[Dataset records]

▬▬▬▬▬▬▬▬▬▬

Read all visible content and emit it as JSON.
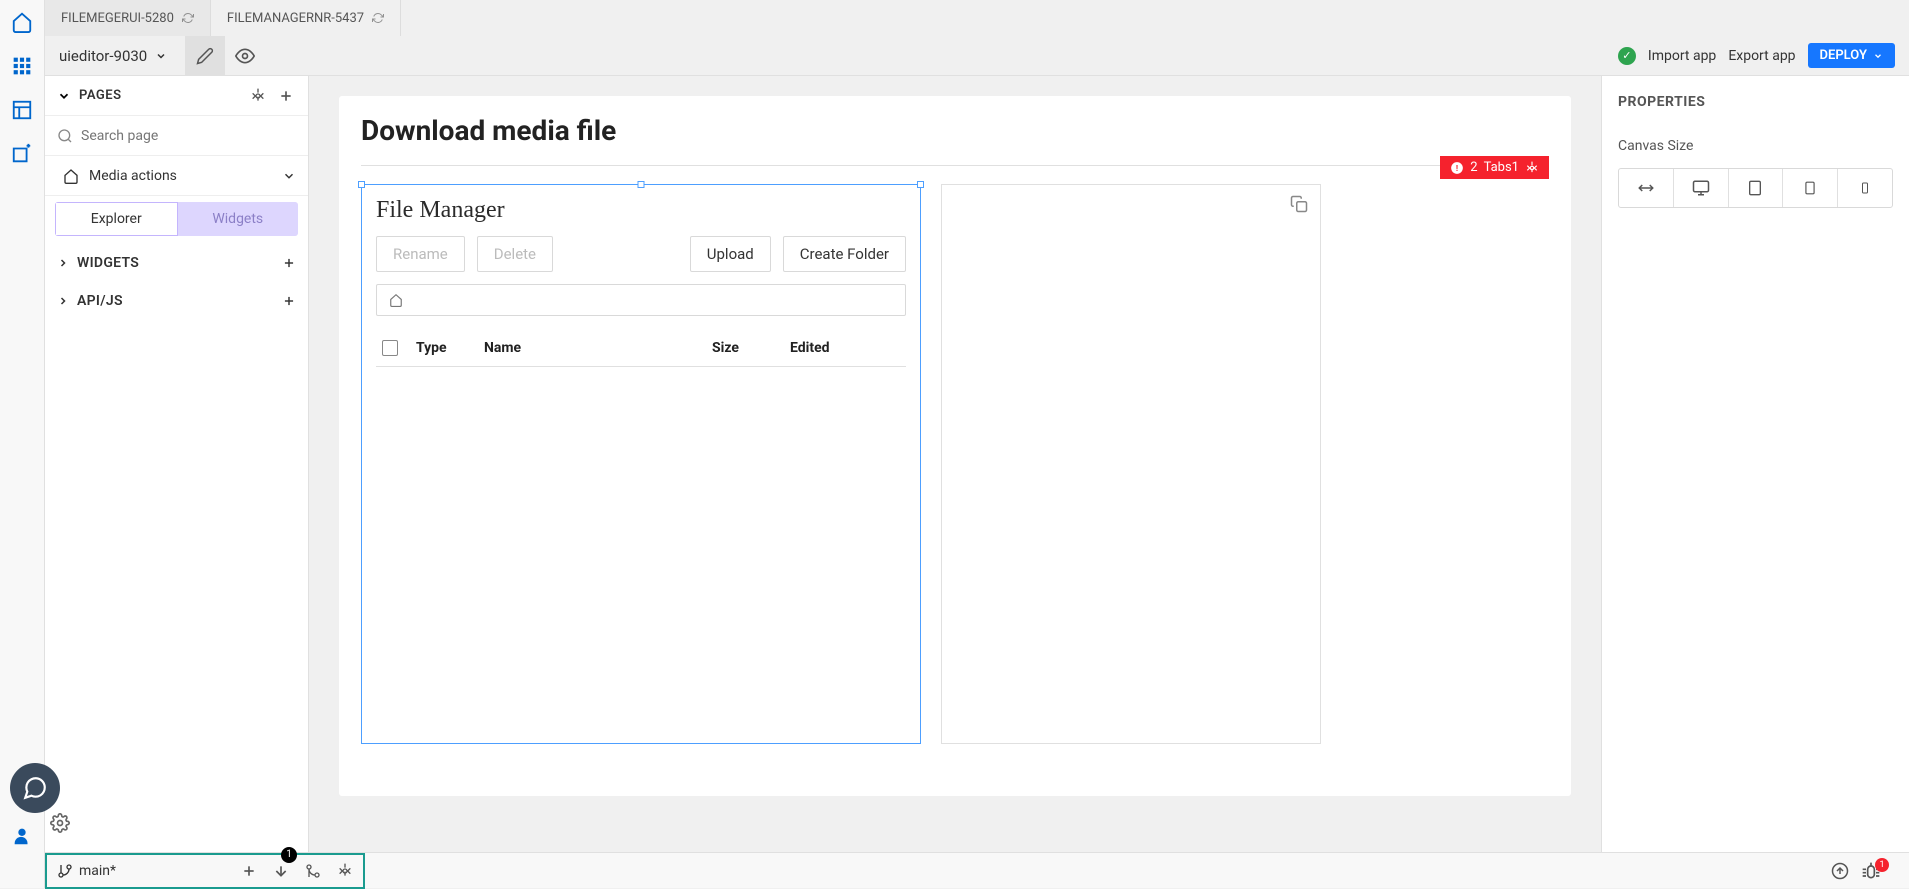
{
  "tabs": [
    {
      "label": "FILEMEGERUI-5280",
      "active": true
    },
    {
      "label": "FILEMANAGERNR-5437",
      "active": false
    }
  ],
  "app_selector": {
    "name": "uieditor-9030"
  },
  "header": {
    "import": "Import app",
    "export": "Export app",
    "deploy": "DEPLOY"
  },
  "left_panel": {
    "pages_title": "PAGES",
    "search_placeholder": "Search page",
    "page_item": "Media actions",
    "segment": {
      "explorer": "Explorer",
      "widgets": "Widgets"
    },
    "widgets_title": "WIDGETS",
    "apijs_title": "API/JS"
  },
  "canvas": {
    "title": "Download media file",
    "error_badge": {
      "count": "2",
      "name": "Tabs1"
    },
    "file_manager": {
      "title": "File Manager",
      "buttons": {
        "rename": "Rename",
        "delete": "Delete",
        "upload": "Upload",
        "create_folder": "Create Folder"
      },
      "columns": {
        "type": "Type",
        "name": "Name",
        "size": "Size",
        "edited": "Edited"
      }
    }
  },
  "props": {
    "title": "PROPERTIES",
    "canvas_size_label": "Canvas Size"
  },
  "git": {
    "branch": "main*",
    "badge": "1"
  },
  "bottom": {
    "bug_count": "1"
  }
}
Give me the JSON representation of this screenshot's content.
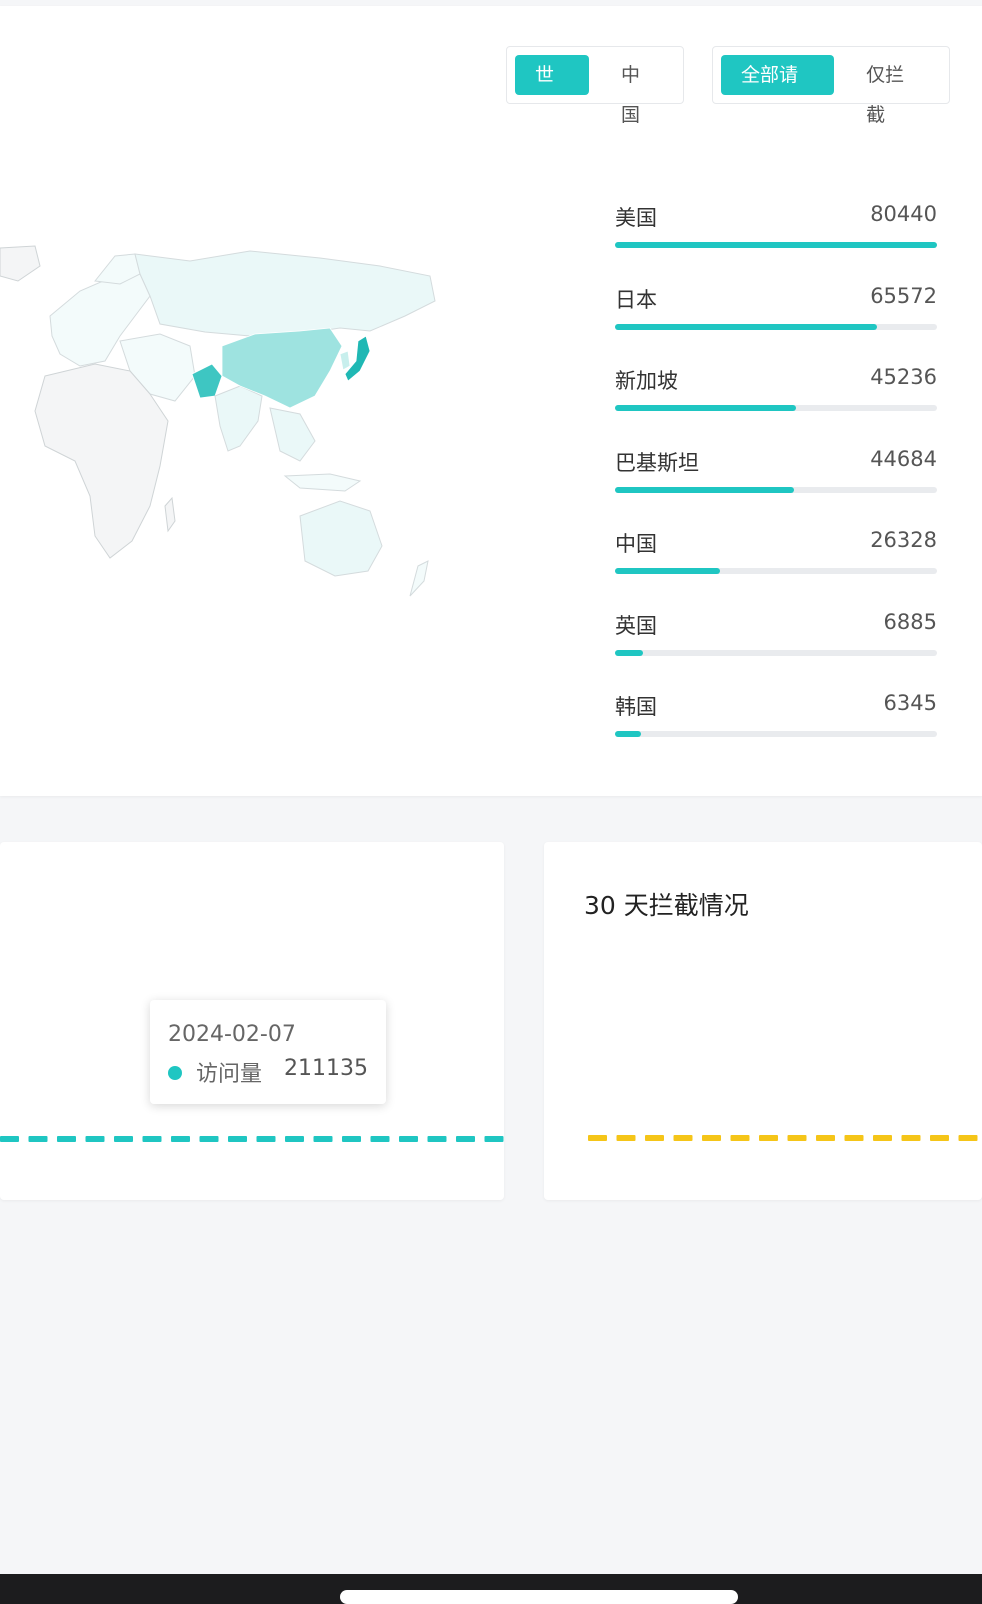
{
  "filters": {
    "region": [
      {
        "label": "世界",
        "active": true
      },
      {
        "label": "中国",
        "active": false
      }
    ],
    "requests": [
      {
        "label": "全部请求",
        "active": true
      },
      {
        "label": "仅拦截",
        "active": false
      }
    ]
  },
  "map": {
    "highlight_color": "#1fc6c2",
    "light_color": "#e8f7f7"
  },
  "ranking": [
    {
      "name": "美国",
      "value": 80440
    },
    {
      "name": "日本",
      "value": 65572
    },
    {
      "name": "新加坡",
      "value": 45236
    },
    {
      "name": "巴基斯坦",
      "value": 44684
    },
    {
      "name": "中国",
      "value": 26328
    },
    {
      "name": "英国",
      "value": 6885
    },
    {
      "name": "韩国",
      "value": 6345
    }
  ],
  "access_card": {
    "tooltip": {
      "date": "2024-02-07",
      "label": "访问量",
      "value": "211135"
    }
  },
  "block_card": {
    "title": "30 天拦截情况"
  },
  "chart_data": [
    {
      "type": "bar",
      "categories": [],
      "values": [
        3,
        3,
        3,
        3,
        3,
        3,
        3,
        3,
        3,
        3,
        3,
        3,
        3,
        3,
        3,
        3,
        3,
        3,
        3,
        3,
        22000,
        3,
        3,
        211135,
        9000
      ],
      "title": "",
      "color": "#1fc6c2",
      "highlight_color": "#3bdada",
      "max": 211135
    },
    {
      "type": "bar",
      "categories": [],
      "values": [
        0,
        0,
        0,
        0,
        0,
        0,
        0,
        0,
        0,
        0,
        0,
        0,
        0,
        0
      ],
      "title": "30 天拦截情况",
      "color": "#f5c518"
    }
  ]
}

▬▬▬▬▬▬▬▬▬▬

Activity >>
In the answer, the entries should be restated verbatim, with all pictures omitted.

Response to this task >>
Read all visible content and emit it as JSON.
{
  "tabs": [
    {
      "label": "FILEMEGERUI-5280",
      "active": true
    },
    {
      "label": "FILEMANAGERNR-5437",
      "active": false
    }
  ],
  "app_selector": {
    "name": "uieditor-9030"
  },
  "header": {
    "import": "Import app",
    "export": "Export app",
    "deploy": "DEPLOY"
  },
  "left_panel": {
    "pages_title": "PAGES",
    "search_placeholder": "Search page",
    "page_item": "Media actions",
    "segment": {
      "explorer": "Explorer",
      "widgets": "Widgets"
    },
    "widgets_title": "WIDGETS",
    "apijs_title": "API/JS"
  },
  "canvas": {
    "title": "Download media file",
    "error_badge": {
      "count": "2",
      "name": "Tabs1"
    },
    "file_manager": {
      "title": "File Manager",
      "buttons": {
        "rename": "Rename",
        "delete": "Delete",
        "upload": "Upload",
        "create_folder": "Create Folder"
      },
      "columns": {
        "type": "Type",
        "name": "Name",
        "size": "Size",
        "edited": "Edited"
      }
    }
  },
  "props": {
    "title": "PROPERTIES",
    "canvas_size_label": "Canvas Size"
  },
  "git": {
    "branch": "main*",
    "badge": "1"
  },
  "bottom": {
    "bug_count": "1"
  }
}
Give me the JSON representation of this screenshot's content.
{
  "filters": {
    "region": [
      {
        "label": "世界",
        "active": true
      },
      {
        "label": "中国",
        "active": false
      }
    ],
    "requests": [
      {
        "label": "全部请求",
        "active": true
      },
      {
        "label": "仅拦截",
        "active": false
      }
    ]
  },
  "map": {
    "highlight_color": "#1fc6c2",
    "light_color": "#e8f7f7"
  },
  "ranking": [
    {
      "name": "美国",
      "value": 80440
    },
    {
      "name": "日本",
      "value": 65572
    },
    {
      "name": "新加坡",
      "value": 45236
    },
    {
      "name": "巴基斯坦",
      "value": 44684
    },
    {
      "name": "中国",
      "value": 26328
    },
    {
      "name": "英国",
      "value": 6885
    },
    {
      "name": "韩国",
      "value": 6345
    }
  ],
  "access_card": {
    "tooltip": {
      "date": "2024-02-07",
      "label": "访问量",
      "value": "211135"
    }
  },
  "block_card": {
    "title": "30 天拦截情况"
  },
  "chart_data": [
    {
      "type": "bar",
      "categories": [],
      "values": [
        3,
        3,
        3,
        3,
        3,
        3,
        3,
        3,
        3,
        3,
        3,
        3,
        3,
        3,
        3,
        3,
        3,
        3,
        3,
        3,
        22000,
        3,
        3,
        211135,
        9000
      ],
      "title": "",
      "color": "#1fc6c2",
      "highlight_color": "#3bdada",
      "max": 211135
    },
    {
      "type": "bar",
      "categories": [],
      "values": [
        0,
        0,
        0,
        0,
        0,
        0,
        0,
        0,
        0,
        0,
        0,
        0,
        0,
        0
      ],
      "title": "30 天拦截情况",
      "color": "#f5c518"
    }
  ]
}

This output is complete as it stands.